Channing Tatum and Steven Soderbergh returning for Magic Mike’s Last Dance at HBO Max… Get ready to ride the pony, one last time 🐴
Study says movie theaters can get people back with lower prices and vaccine mandates… I doubt the latter will happen, but the first would be nice 💸
Miley Cyrus and Pete Davidson to host NBC New Year’s Eve special… sounds chaotic 🎉
For more pop culture news, discussion, and what-to-watch recommendations subscribe to my pals over on the Kickball Friends podcast. 🎙
What’s new this week:
The Power of the Dog — Dec. 1 Netflix drama film | 🍅 95%
Zoey’s Extraordinary Christmas — Dec. 1 Roku Channel musical film | 🍅
Annie: Live! — Dec. 2 NBC live musical | 🍅

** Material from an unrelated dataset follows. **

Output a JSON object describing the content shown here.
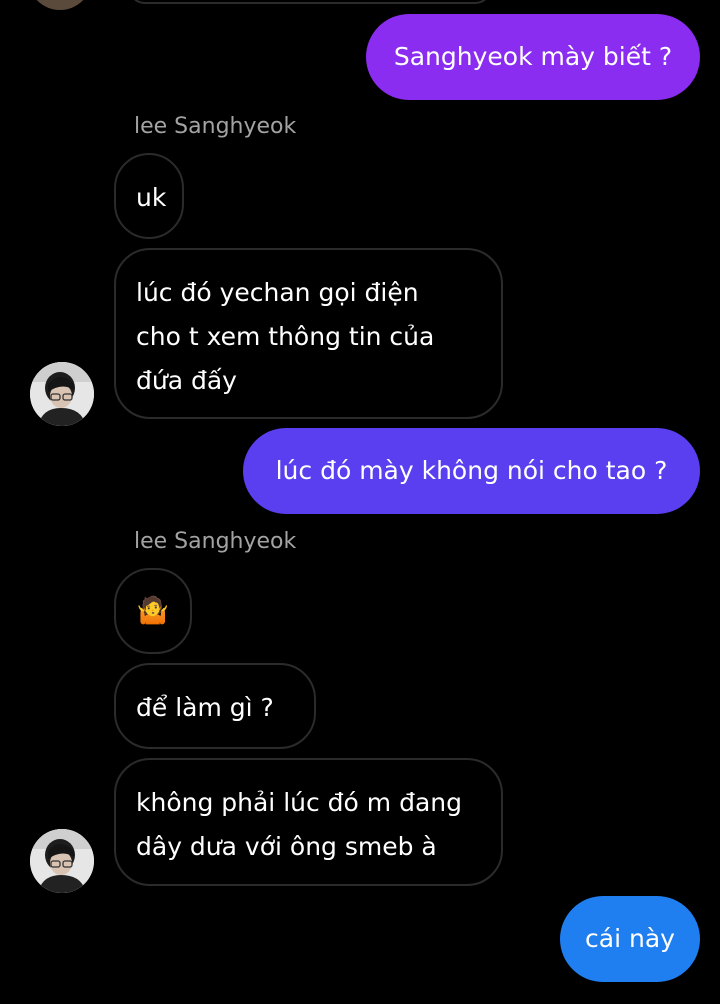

A Clüsterfünke Christmas — Dec 4 Comedy Central comedy film
What to watch:
King Richard, now in theaters and on HBO Max, is a touching and fulfilling family sports movie. The word family is pulling double duty in this sense in that it’s a perfect movie to watch with your family but it’s also quite specifically about a family. Some have criticized King Richard for centering the story of two groundbreaking women athletes (Venus and Serena Williams) around a man (their father Richard Williams). While the movie is called King Richard and includes an award-worthy and understated turn from megastar Will Smith in the titular role, the picture is undoubtedly about the entire Williams family and how they were each integral to the success of Venus and Serena.
In fact the movie hinges around three scenes in which not a single tennis ball is flying — each one about family, trust, hope, and power. The first is between Richard and family matriarch Oracene (Aunjanue Ellis) in their Florida kitchen. Ellis brings a secret fastball, going toe-to-toe with Smith to illuminate Oracene’s secret power and expose Richard’s flaws. It pops off the screen with as much force as an ace serve. The second is a hotel room negotiation just before Venus’s big debut in which Richard finally cedes real control to his daughter. (Shout out Rich Sommer) And the final noteworthy scene is a heartbreaking conversation about sacrifice at the net between Richard and Venus (Saniyya Sidney) in which Smith earns the awards nominations coming his way.
Don’t get me wrong, Venus and Serena deserve all the credit for becoming the historic athletes that they are—they, of course, did the physical work—but what King Richard shows so deftly is how it really does take a village and people who believe in you to make dreams come true. I struggled at times with how the film built dramatic tension up against the fact that the audience knows what happens in the end (Venus and Serna are mega successful), but the last 45 minutes deliver major pay off in reminding the audience how hard and improbable the journey was. King Richard is a feel-good sports story and well worth a watch on HBO Max.